Search the entries for the word "Sepette". Copy every line that holds it.

#### [App and web page records]
---
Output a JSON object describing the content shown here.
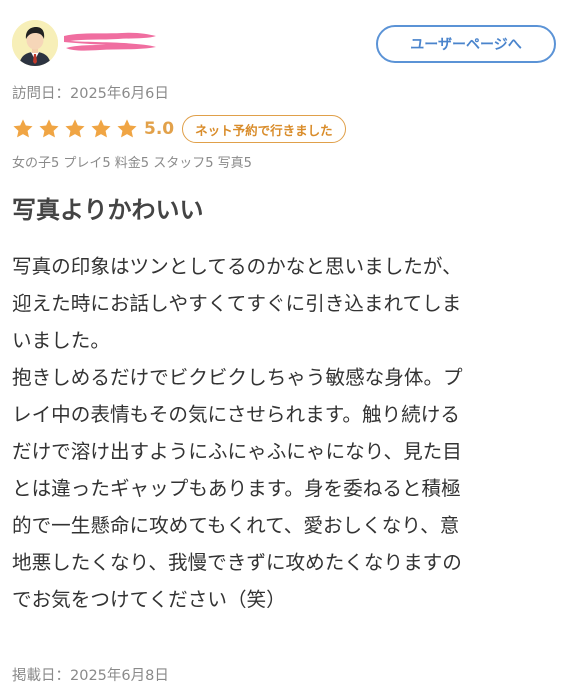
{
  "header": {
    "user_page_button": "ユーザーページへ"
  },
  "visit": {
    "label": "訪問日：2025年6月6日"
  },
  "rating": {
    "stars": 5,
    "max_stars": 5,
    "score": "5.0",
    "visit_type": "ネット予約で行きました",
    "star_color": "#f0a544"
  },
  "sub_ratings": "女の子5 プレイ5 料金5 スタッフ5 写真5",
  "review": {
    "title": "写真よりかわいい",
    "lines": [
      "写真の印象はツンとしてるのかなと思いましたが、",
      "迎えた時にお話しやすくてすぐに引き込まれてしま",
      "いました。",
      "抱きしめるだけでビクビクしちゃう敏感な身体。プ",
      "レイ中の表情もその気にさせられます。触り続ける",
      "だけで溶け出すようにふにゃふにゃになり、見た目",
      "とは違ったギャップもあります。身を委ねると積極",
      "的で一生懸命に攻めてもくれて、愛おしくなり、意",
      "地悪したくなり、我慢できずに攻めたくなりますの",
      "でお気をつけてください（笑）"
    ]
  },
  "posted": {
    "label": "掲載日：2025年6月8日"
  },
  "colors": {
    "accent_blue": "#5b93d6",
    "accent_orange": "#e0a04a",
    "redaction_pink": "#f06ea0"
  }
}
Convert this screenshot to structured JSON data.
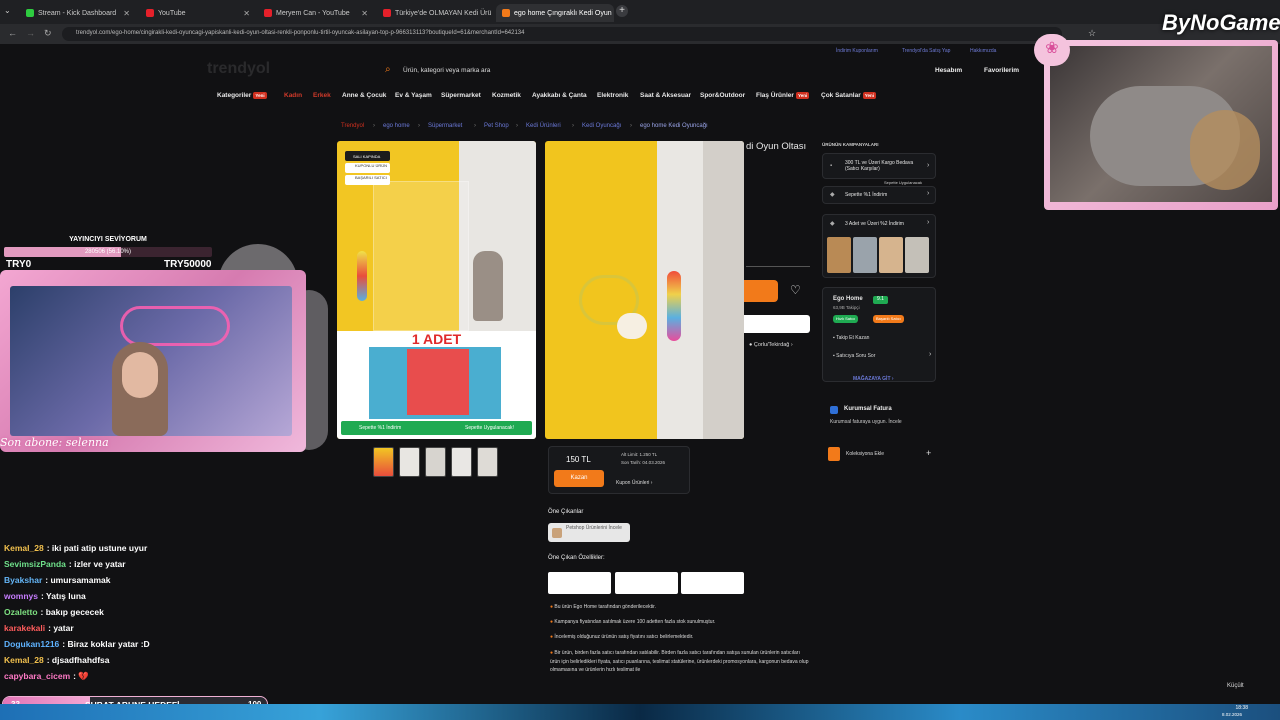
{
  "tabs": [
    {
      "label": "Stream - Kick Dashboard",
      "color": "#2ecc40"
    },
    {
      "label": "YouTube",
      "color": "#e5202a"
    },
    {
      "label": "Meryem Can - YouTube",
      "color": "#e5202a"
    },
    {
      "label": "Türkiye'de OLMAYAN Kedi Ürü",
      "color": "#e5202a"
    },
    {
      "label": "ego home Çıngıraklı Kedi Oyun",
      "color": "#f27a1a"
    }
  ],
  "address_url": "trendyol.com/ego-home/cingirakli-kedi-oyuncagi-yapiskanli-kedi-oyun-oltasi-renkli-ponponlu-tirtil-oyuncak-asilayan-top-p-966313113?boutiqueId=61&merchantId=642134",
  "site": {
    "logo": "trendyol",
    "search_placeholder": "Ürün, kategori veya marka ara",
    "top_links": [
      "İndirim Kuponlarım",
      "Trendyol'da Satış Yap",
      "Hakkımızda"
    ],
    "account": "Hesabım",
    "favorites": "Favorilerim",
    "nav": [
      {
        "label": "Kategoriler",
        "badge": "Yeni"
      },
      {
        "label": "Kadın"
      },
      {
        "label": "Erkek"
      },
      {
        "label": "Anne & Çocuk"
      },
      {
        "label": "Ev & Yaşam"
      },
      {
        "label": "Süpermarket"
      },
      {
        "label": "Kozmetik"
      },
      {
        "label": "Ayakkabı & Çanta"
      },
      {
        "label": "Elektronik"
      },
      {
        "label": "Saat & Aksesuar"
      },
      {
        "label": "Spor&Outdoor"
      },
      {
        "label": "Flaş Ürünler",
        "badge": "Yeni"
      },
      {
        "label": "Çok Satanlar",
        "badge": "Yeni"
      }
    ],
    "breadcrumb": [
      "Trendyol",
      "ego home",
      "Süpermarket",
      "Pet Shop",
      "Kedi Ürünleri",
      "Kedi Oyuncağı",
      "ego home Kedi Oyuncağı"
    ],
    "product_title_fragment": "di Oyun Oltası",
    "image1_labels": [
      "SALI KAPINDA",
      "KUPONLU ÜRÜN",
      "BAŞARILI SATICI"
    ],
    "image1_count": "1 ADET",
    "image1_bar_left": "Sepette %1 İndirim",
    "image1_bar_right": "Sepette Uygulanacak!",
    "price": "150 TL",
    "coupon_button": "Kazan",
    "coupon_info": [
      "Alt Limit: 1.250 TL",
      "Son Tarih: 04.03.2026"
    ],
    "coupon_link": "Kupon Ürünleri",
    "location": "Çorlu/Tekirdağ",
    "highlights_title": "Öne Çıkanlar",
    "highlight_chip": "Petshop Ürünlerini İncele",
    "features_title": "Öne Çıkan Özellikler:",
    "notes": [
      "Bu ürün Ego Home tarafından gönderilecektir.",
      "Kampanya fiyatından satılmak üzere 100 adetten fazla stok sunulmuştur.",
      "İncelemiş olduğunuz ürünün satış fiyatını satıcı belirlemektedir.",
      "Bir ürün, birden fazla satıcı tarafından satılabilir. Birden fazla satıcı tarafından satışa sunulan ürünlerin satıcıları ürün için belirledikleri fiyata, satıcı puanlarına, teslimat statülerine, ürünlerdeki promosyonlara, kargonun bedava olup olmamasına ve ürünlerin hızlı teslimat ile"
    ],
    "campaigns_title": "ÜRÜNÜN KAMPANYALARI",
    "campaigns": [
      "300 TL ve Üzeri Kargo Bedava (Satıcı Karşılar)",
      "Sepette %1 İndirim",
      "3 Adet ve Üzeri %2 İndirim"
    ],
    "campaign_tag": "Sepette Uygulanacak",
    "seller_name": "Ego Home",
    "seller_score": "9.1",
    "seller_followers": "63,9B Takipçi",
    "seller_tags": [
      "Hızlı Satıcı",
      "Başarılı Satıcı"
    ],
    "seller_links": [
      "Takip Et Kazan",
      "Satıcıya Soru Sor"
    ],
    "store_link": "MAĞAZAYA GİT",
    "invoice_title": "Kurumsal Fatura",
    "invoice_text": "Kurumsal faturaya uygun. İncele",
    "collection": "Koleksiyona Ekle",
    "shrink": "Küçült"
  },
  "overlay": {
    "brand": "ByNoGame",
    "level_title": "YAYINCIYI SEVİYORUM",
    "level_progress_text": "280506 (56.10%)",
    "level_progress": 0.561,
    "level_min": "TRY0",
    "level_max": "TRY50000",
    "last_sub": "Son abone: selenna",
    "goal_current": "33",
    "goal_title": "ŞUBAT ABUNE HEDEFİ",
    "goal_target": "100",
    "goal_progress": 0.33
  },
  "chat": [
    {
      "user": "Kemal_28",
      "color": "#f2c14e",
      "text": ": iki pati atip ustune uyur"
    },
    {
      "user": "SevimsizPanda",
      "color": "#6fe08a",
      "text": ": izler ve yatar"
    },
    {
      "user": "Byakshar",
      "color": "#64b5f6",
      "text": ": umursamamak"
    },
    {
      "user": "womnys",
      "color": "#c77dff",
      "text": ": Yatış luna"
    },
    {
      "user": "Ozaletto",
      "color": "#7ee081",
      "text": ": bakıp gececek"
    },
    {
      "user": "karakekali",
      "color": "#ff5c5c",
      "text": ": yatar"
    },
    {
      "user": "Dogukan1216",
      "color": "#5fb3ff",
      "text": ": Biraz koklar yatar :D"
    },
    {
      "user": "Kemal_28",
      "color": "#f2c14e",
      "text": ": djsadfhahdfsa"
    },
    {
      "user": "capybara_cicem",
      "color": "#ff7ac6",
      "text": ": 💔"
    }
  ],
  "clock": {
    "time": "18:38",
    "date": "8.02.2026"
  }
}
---
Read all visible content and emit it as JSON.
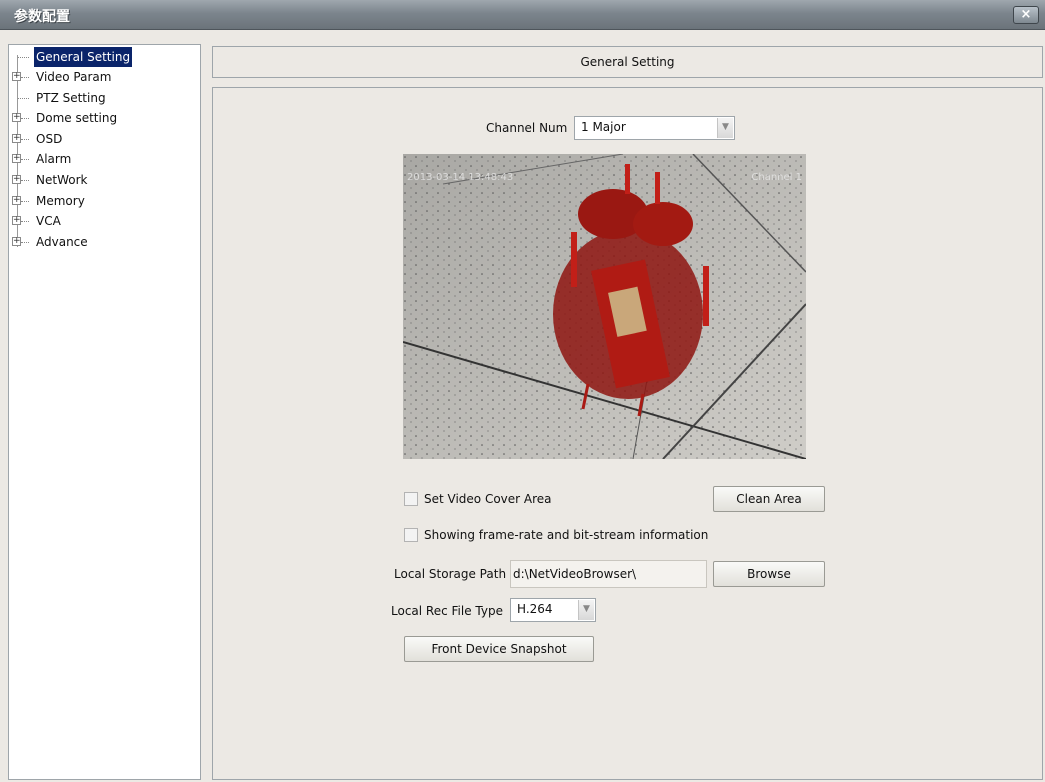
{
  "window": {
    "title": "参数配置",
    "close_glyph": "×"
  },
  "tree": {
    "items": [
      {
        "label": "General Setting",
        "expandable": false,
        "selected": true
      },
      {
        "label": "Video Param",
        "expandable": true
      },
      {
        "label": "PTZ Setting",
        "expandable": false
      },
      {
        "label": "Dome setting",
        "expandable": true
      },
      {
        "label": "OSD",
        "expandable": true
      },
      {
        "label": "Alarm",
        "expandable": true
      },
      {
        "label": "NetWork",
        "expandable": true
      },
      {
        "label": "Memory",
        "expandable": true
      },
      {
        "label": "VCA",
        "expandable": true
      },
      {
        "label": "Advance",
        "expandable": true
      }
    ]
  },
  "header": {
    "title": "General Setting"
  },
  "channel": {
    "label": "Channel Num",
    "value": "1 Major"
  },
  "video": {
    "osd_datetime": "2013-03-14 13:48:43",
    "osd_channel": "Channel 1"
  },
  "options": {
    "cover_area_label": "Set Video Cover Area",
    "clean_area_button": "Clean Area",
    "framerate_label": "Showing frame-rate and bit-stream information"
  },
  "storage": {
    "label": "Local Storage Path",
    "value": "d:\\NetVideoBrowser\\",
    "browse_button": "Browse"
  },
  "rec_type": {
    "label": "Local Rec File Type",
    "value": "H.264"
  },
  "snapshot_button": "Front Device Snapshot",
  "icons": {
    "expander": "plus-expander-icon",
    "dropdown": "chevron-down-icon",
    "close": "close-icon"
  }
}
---
#### [Exercise answer]
    "image1_bar_left": "Sepette %1 İndirim",
    "image1_bar_right": "Sepette Uygulanacak!",
      "Sepette %1 İndirim",
    "campaign_tag": "Sepette Uygulanacak",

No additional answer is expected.